You swing open the door and manage to get out into the hallway. It's longer than you remember, but you don't feel faint anymore. There's a pressure on your chest, but you can ignore that. You decide you will kill the clerk. He can't try to kill you and get away with it. You're going to go out there and kill him, crushing his throat. Maybe you will cut him up, and splatter his blood all over the walls.

You don't remember making your way down the hallway and going behind the counter, but you must have, since your hands are around his throat. It's not as easy to strangle someone as you thought it would be. His neck isn't crumpling down like a mushy banana. He doesn't fight you, though; he just stands there until his eyes close, and his body goes limp.

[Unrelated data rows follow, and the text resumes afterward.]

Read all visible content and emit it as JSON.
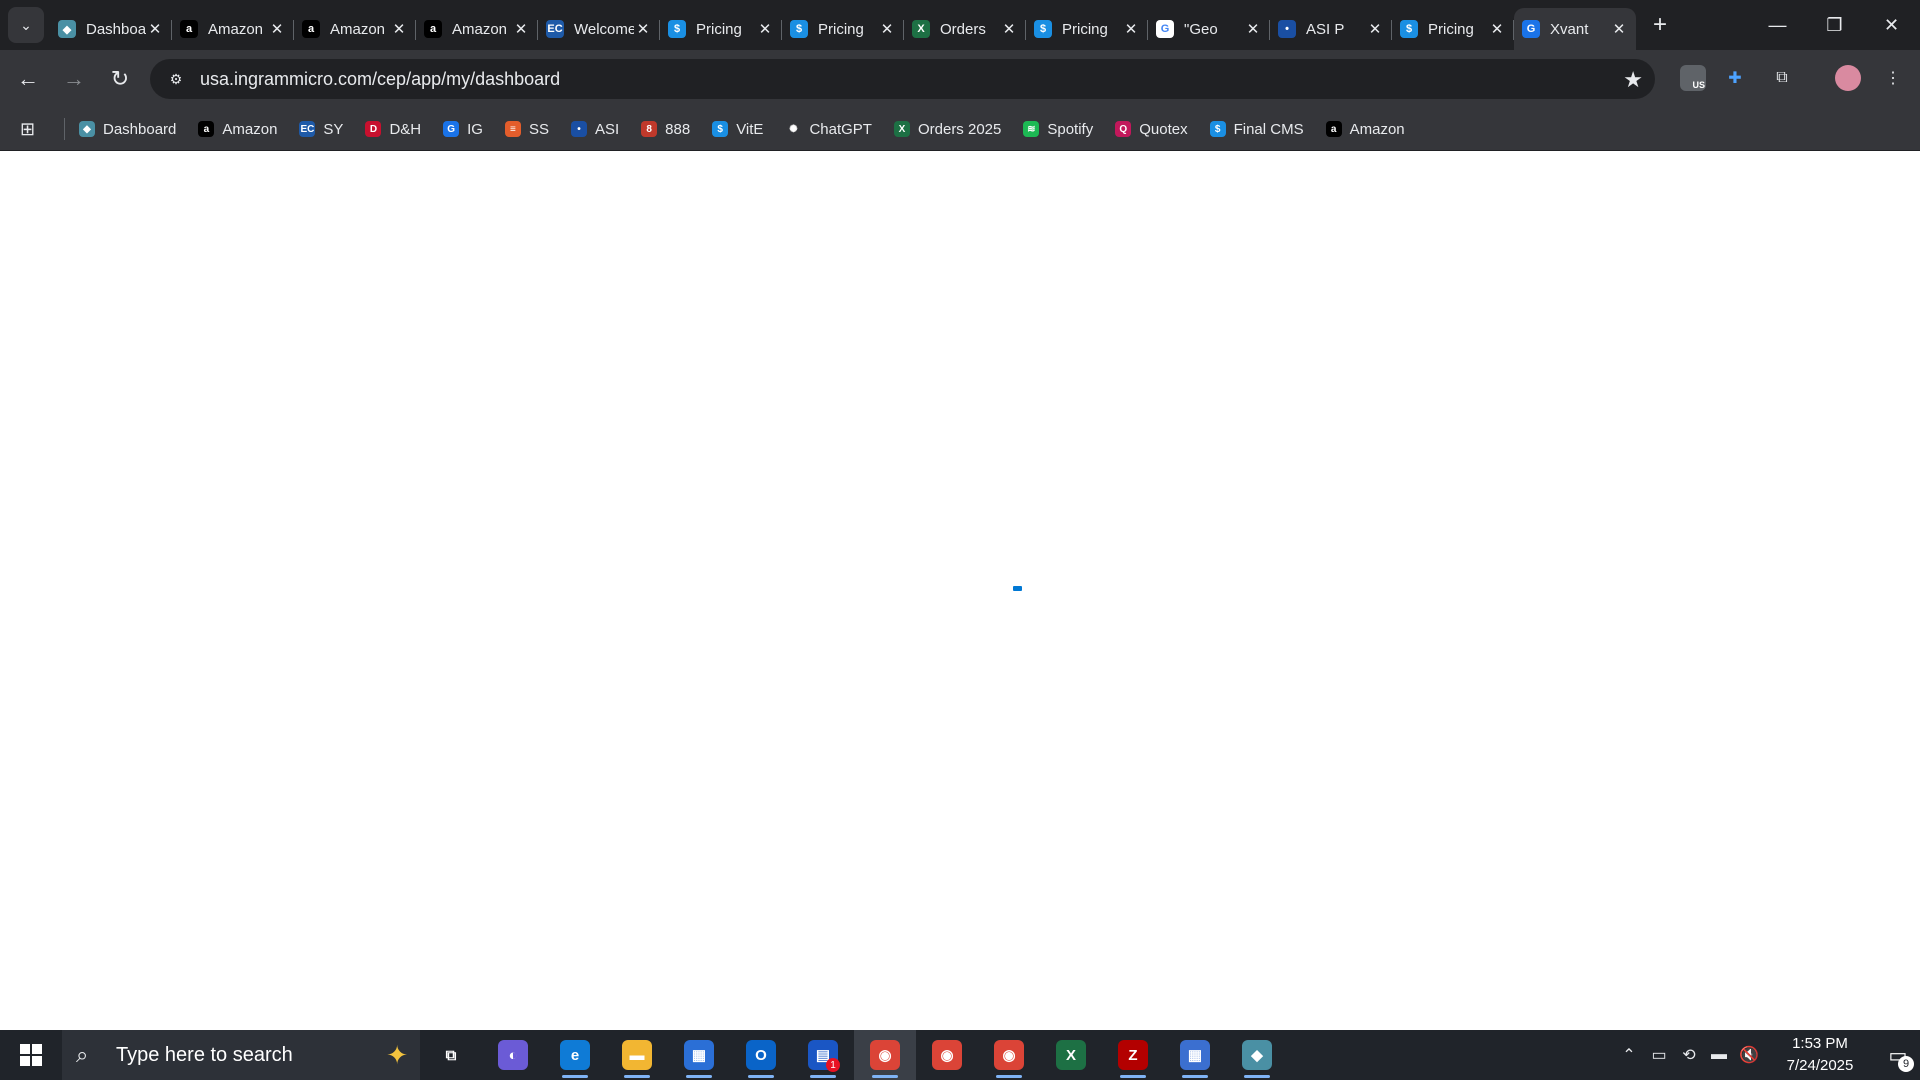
{
  "browser": {
    "tabs": [
      {
        "label": "Dashboard",
        "icon": "dashboard-hex-icon",
        "favicon_text": "◆",
        "color": "#4a90a4"
      },
      {
        "label": "Amazon",
        "icon": "amazon-icon",
        "favicon_text": "a",
        "color": "#000000"
      },
      {
        "label": "Amazon",
        "icon": "amazon-icon",
        "favicon_text": "a",
        "color": "#000000"
      },
      {
        "label": "Amazon",
        "icon": "amazon-icon",
        "favicon_text": "a",
        "color": "#000000"
      },
      {
        "label": "Welcome",
        "icon": "ec-icon",
        "favicon_text": "EC",
        "color": "#1e5aa8"
      },
      {
        "label": "Pricing",
        "icon": "dollar-icon",
        "favicon_text": "$",
        "color": "#1a8fe3"
      },
      {
        "label": "Pricing",
        "icon": "dollar-icon",
        "favicon_text": "$",
        "color": "#1a8fe3"
      },
      {
        "label": "Orders",
        "icon": "excel-icon",
        "favicon_text": "X",
        "color": "#1d7044"
      },
      {
        "label": "Pricing",
        "icon": "dollar-icon",
        "favicon_text": "$",
        "color": "#1a8fe3"
      },
      {
        "label": "\"Geo",
        "icon": "google-icon",
        "favicon_text": "G",
        "color": "#ffffff"
      },
      {
        "label": "ASI P",
        "icon": "asi-icon",
        "favicon_text": "•",
        "color": "#1a4fa3"
      },
      {
        "label": "Pricing",
        "icon": "dollar-icon",
        "favicon_text": "$",
        "color": "#1a8fe3"
      },
      {
        "label": "Xvant",
        "icon": "ingram-icon",
        "favicon_text": "G",
        "color": "#1a73e8",
        "active": true
      }
    ],
    "close_glyph": "✕",
    "new_tab_glyph": "+",
    "url": "usa.ingrammicro.com/cep/app/my/dashboard",
    "bookmarks": [
      {
        "label": "Dashboard",
        "icon": "dashboard-hex-icon",
        "favicon_text": "◆",
        "color": "#4a90a4"
      },
      {
        "label": "Amazon",
        "icon": "amazon-icon",
        "favicon_text": "a",
        "color": "#000000"
      },
      {
        "label": "SY",
        "icon": "ec-icon",
        "favicon_text": "EC",
        "color": "#1e5aa8"
      },
      {
        "label": "D&H",
        "icon": "dandh-icon",
        "favicon_text": "D",
        "color": "#c8102e"
      },
      {
        "label": "IG",
        "icon": "ingram-icon",
        "favicon_text": "G",
        "color": "#1a73e8"
      },
      {
        "label": "SS",
        "icon": "stack-icon",
        "favicon_text": "≡",
        "color": "#e35d2b"
      },
      {
        "label": "ASI",
        "icon": "asi-icon",
        "favicon_text": "•",
        "color": "#1a4fa3"
      },
      {
        "label": "888",
        "icon": "888-icon",
        "favicon_text": "8",
        "color": "#c0392b"
      },
      {
        "label": "VitE",
        "icon": "dollar-icon",
        "favicon_text": "$",
        "color": "#1a8fe3"
      },
      {
        "label": "ChatGPT",
        "icon": "chatgpt-icon",
        "favicon_text": "✺",
        "color": "#35363a"
      },
      {
        "label": "Orders 2025",
        "icon": "excel-icon",
        "favicon_text": "X",
        "color": "#1d7044"
      },
      {
        "label": "Spotify",
        "icon": "spotify-icon",
        "favicon_text": "≋",
        "color": "#1db954"
      },
      {
        "label": "Quotex",
        "icon": "quotex-icon",
        "favicon_text": "Q",
        "color": "#c2185b"
      },
      {
        "label": "Final CMS",
        "icon": "dollar-icon",
        "favicon_text": "$",
        "color": "#1a8fe3"
      },
      {
        "label": "Amazon",
        "icon": "amazon-icon",
        "favicon_text": "a",
        "color": "#000000"
      }
    ],
    "extension_badge": "US"
  },
  "taskbar": {
    "search_placeholder": "Type here to search",
    "apps": [
      {
        "name": "task-view",
        "glyph": "⧉",
        "color": "#20242a"
      },
      {
        "name": "copilot-app",
        "glyph": "◐",
        "color": "#6b5bd6"
      },
      {
        "name": "edge-app",
        "glyph": "e",
        "color": "#0f7bd6"
      },
      {
        "name": "file-explorer-app",
        "glyph": "▬",
        "color": "#f2b632"
      },
      {
        "name": "store-app",
        "glyph": "▦",
        "color": "#2b6fd6"
      },
      {
        "name": "outlook-app",
        "glyph": "O",
        "color": "#0a64c8"
      },
      {
        "name": "calendar-app",
        "glyph": "▤",
        "color": "#1a56c4",
        "badge": "1"
      },
      {
        "name": "chrome-app-1",
        "glyph": "◉",
        "color": "#db4437",
        "focused": true
      },
      {
        "name": "chrome-app-2",
        "glyph": "◉",
        "color": "#db4437"
      },
      {
        "name": "chrome-app-3",
        "glyph": "◉",
        "color": "#db4437"
      },
      {
        "name": "excel-app",
        "glyph": "X",
        "color": "#1d7044"
      },
      {
        "name": "filezilla-app",
        "glyph": "Z",
        "color": "#b30000"
      },
      {
        "name": "calculator-app",
        "glyph": "▦",
        "color": "#3b6fd0"
      },
      {
        "name": "hex-app",
        "glyph": "◆",
        "color": "#4a90a4"
      }
    ],
    "time": "1:53 PM",
    "date": "7/24/2025",
    "notification_count": "9"
  }
}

You don't remember falling asleep, but you must have, because your eyes are closed now. It isn't long before you analyze the smell of disinfectant and cheap detergent, the sounds of beeping and dripping, the feel of an uncomfortable mattress under your back, and you realize you're in a hospital. You don't understand what happened; the old man, the nasty clerk behind the counter in the nasty motel, he should be in the hospital, or even better, the morgue. You should be in another cheap, nasty motel, with a cheap, nasty man, sweat dripping off your brow as you emulate the actions you saw on a cheap, nasty porno, one night when your husband was asleep.

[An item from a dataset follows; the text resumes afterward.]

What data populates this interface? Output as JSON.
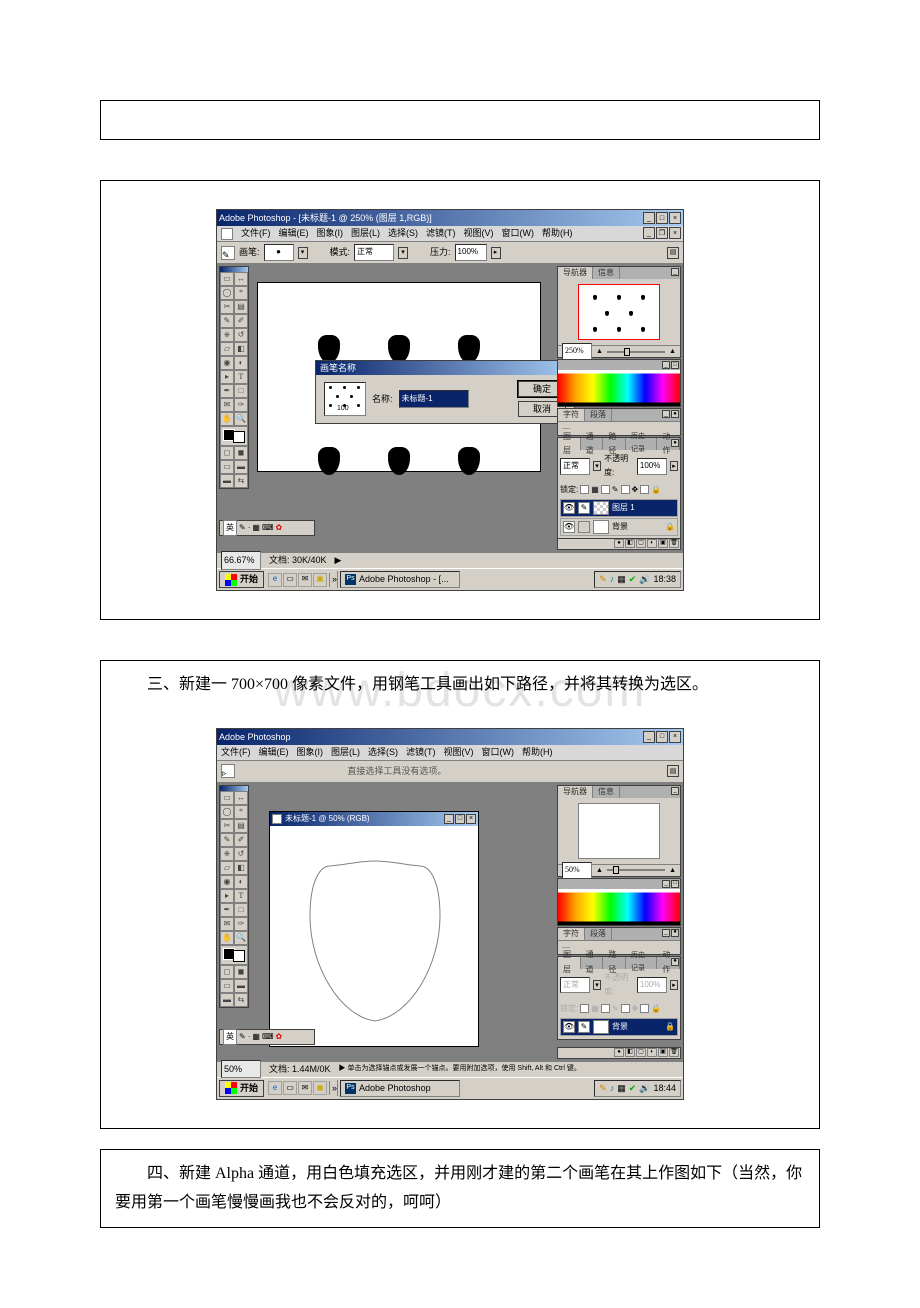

You try to lift your arm, but you can't, and you realize that you must be in handcuffs. The man must have lived, and you must be under arrest. You can't understand how he overpowered you, or maybe he outwitted you. You thought you were stronger than that, or wiser than that.

Voices, now. They've noticed that you're awake, and you hear them talking about you. You open your eyes and tilt your head to look at the handcuffs. You've never seen handcuffs before, except in movies, and on TV, and you want to see what they look like in the flesh. You tried to get your husband to buy cuffs to use in bed, but he refused, holding your wrists and running his fingers over the scars and telling you that he didn't think that was a good idea.

Your doctor says your name. Your husband is holding your hand, but you don't see the handcuffs. Is it possible that the clerk didn't call the cops? That he didn't press charges? You don't remember talking to the police, or maybe talking them out of arresting you, but it must have happened, since you don't seem to be in custody. It's a shame; you wanted to see the handcuffs. There are just two white bandages, in their old familiar place, and you feel disappointed. Maybe they fastened the cuffs on too tightly, and they cut your wrists.

"I thought you were making progress," your doctor says. "I thought the pills were helping."

Pills. Pills. You don't remember pills. You remember berries, red on one side, and white on the other. You remember swallowing the berries one after another. You remember lying down in the bath and cutting your wrists, and you remember the blood that was the same color as the berries.

You can't lift your hand because of the IV.

"We're going to have to institutionalize you this time," he goes on, even though you aren't really listening to him anymore. He was the one who gave you the berries, and you realize now that they were poison. The blood didn't come out of your wrist quickly enough, probably because of the scars from the other times you tried. You supposed that you could have cut your wrists the other way, but that's not the right way, and you wanted to do it right this time. Or maybe it was the berries. Maybe they were poisoned, and they thickened your blood so it wouldn't spurt out as it did the first time, and the second time, and the third time. You got up out of the bath and went to the kitchen, to get a better knife, but then you decided to go to the motel and kill the clerk, who gave you an odd look for not showing up with some random guy, for giving you a rusty key, for giving you a five with a corner missing.

You close your eyes and return to the motel, with your hands around the clerk's neck. Your doctor is trying to get you to stop, but you ignore him, squeezing and squeezing until his neck is as mushy as the bananas you like to eat for breakfast.

There are berries on the ground, and you step on them. They squish under your feet.